The Middle of the World monument is located an hour away from the city. However in 2005, it was discovered that the massive, concrete monument was actually built one hundred meters away from the actual equator. So make sure you also visit the Mitad del Mundo, a private museum located only several minutes from the government-built museum. Mitad del Mundo is more offbeat than its predecessor, complete with two llamas, an exhibit paying homage to the head-shrinking tradition of an Amazonian Indian tribe and of course experiments that verify its equator-straddling location – balancing an egg on a nail, water flowing funny directions, and other gravity tricks.
Sandy beaches, lush rainforest, and eternal springtime weather. These are just a few privileges of being strapped to the equator.
Nearby Quito – Devil’s Nose Train to Cuenca

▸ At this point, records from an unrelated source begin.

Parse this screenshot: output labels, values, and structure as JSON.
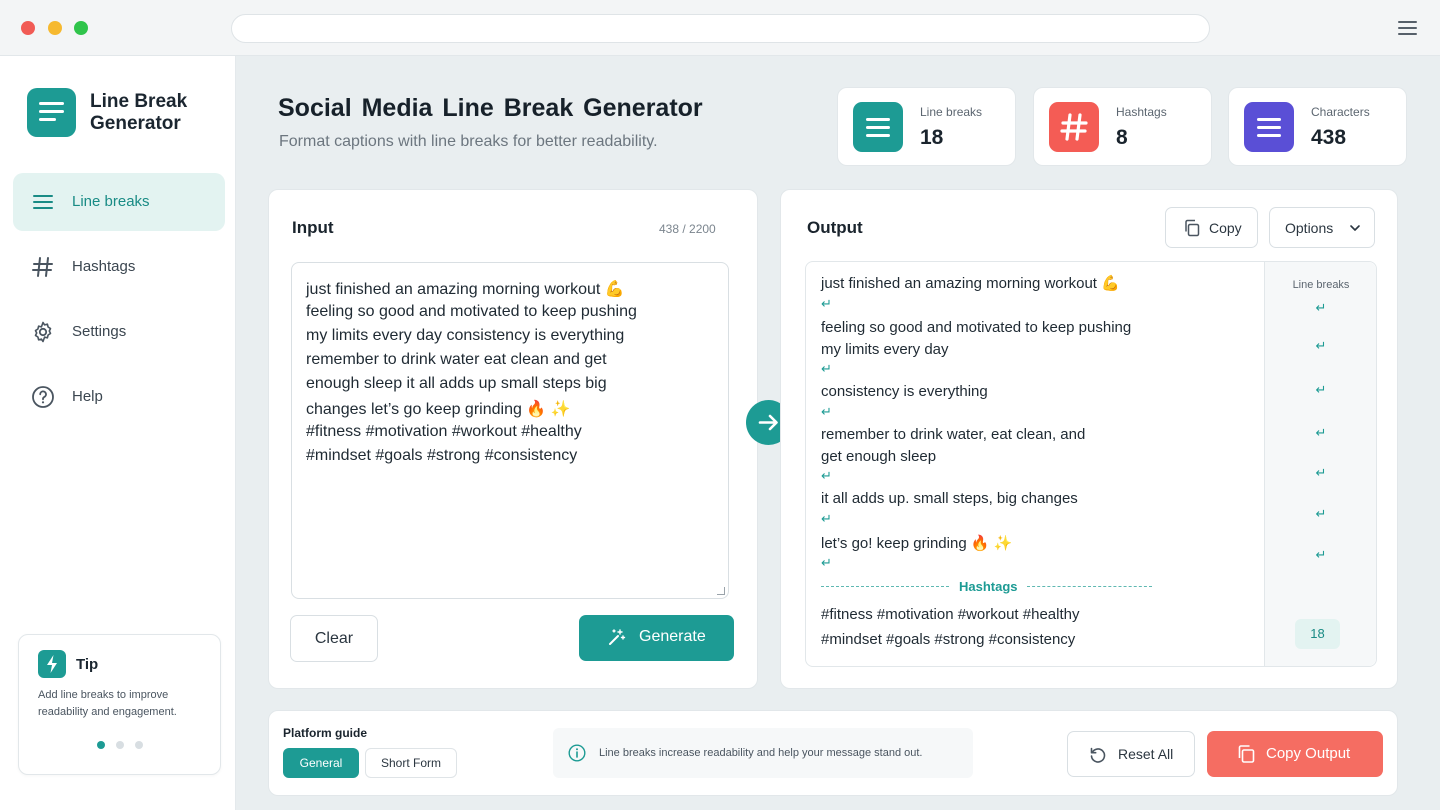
{
  "app": {
    "name": "Line Break Generator",
    "menu_icon": "hamburger-menu-icon"
  },
  "sidebar": {
    "items": [
      {
        "label": "Line breaks",
        "icon": "lines-icon",
        "active": true
      },
      {
        "label": "Hashtags",
        "icon": "hash-icon",
        "active": false
      },
      {
        "label": "Settings",
        "icon": "gear-icon",
        "active": false
      },
      {
        "label": "Help",
        "icon": "help-circle-icon",
        "active": false
      }
    ],
    "tip": {
      "title": "Tip",
      "text": "Add line breaks to improve readability and engagement."
    }
  },
  "header": {
    "title": "Social  Media  Line Break Generator",
    "subtitle": "Format captions with line breaks for better readability."
  },
  "stats": [
    {
      "label": "Line breaks",
      "value": "18",
      "color": "#1d9b94",
      "icon": "lines-icon"
    },
    {
      "label": "Hashtags",
      "value": "8",
      "color": "#f45c55",
      "icon": "hash-icon"
    },
    {
      "label": "Characters",
      "value": "438",
      "color": "#5a4fd6",
      "icon": "lines-icon"
    }
  ],
  "input": {
    "title": "Input",
    "count": "438 / 2200",
    "lines": [
      "just finished an amazing morning workout 💪",
      "feeling so good and motivated to keep pushing",
      "my limits every day consistency is everything",
      "remember to drink water eat clean and get",
      "enough sleep it all  adds up small steps big",
      "changes let’s go keep grinding 🔥 ✨",
      "#fitness #motivation #workout #healthy",
      "#mindset #goals #strong #consistency"
    ],
    "clear_label": "Clear",
    "generate_label": "Generate"
  },
  "output": {
    "title": "Output",
    "copy_label": "Copy",
    "options_label": "Options",
    "break_symbol": "↵",
    "lines": [
      "just finished an amazing morning workout 💪",
      "feeling so good and motivated to keep pushing",
      "my limits every day",
      "consistency is everything",
      "remember to drink water, eat clean, and",
      "get enough sleep",
      "it all adds up. small steps, big changes",
      "let’s go!  keep grinding 🔥 ✨"
    ],
    "hashtags_label": "Hashtags",
    "hashtag_lines": [
      "#fitness #motivation #workout #healthy",
      "#mindset #goals #strong #consistency"
    ],
    "line_breaks_title": "Line breaks",
    "line_breaks_count": "18"
  },
  "footer": {
    "platform_guide_title": "Platform guide",
    "platforms": [
      "General",
      "Short Form"
    ],
    "selected_platform": "General",
    "info_text": "Line breaks increase readability and help your message stand out.",
    "reset_label": "Reset All",
    "copy_output_label": "Copy Output"
  },
  "colors": {
    "accent": "#1d9b94",
    "danger": "#f56d62",
    "purple": "#5a4fd6"
  }
}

After your time in Quito, I recommend taking the Devil’s Nose Train to Cuenca, a charming colonial city in southern Ecuador. Here you’ll enjoy an incredibly scenic trip through the Avenue of the Volcanoes and Ecuador’s gorgeous countryside. After a few days in Quito, continue on to Ecuador’s largest city, Guayaquil, located on the Pacific Ocean. From Quito or Guayaquil, you can catch a plane to the Galapagos Islands and enjoy a cruise, or settle into an island lodge, located right on the beach.
Check out our Quito & Devil’s Nose Train Ecuador Tour for more details.
If you’re interested in an Amazon experience, take a short flight over to Ecuador’s Yasuni National Park, where lodges like the Kichwa Sun Lodge or Napo National Park are nestled inside the incredible rainforest.
Ecuador is a small country that is full of possibilities, so make your trip to Ecuador your own! Take a look at our Ecuador Tours for additional travel ideas. If you’d like help designing a custom trip with our own recommendations, either fill out the form below or contact us directly at (800) 747-4540.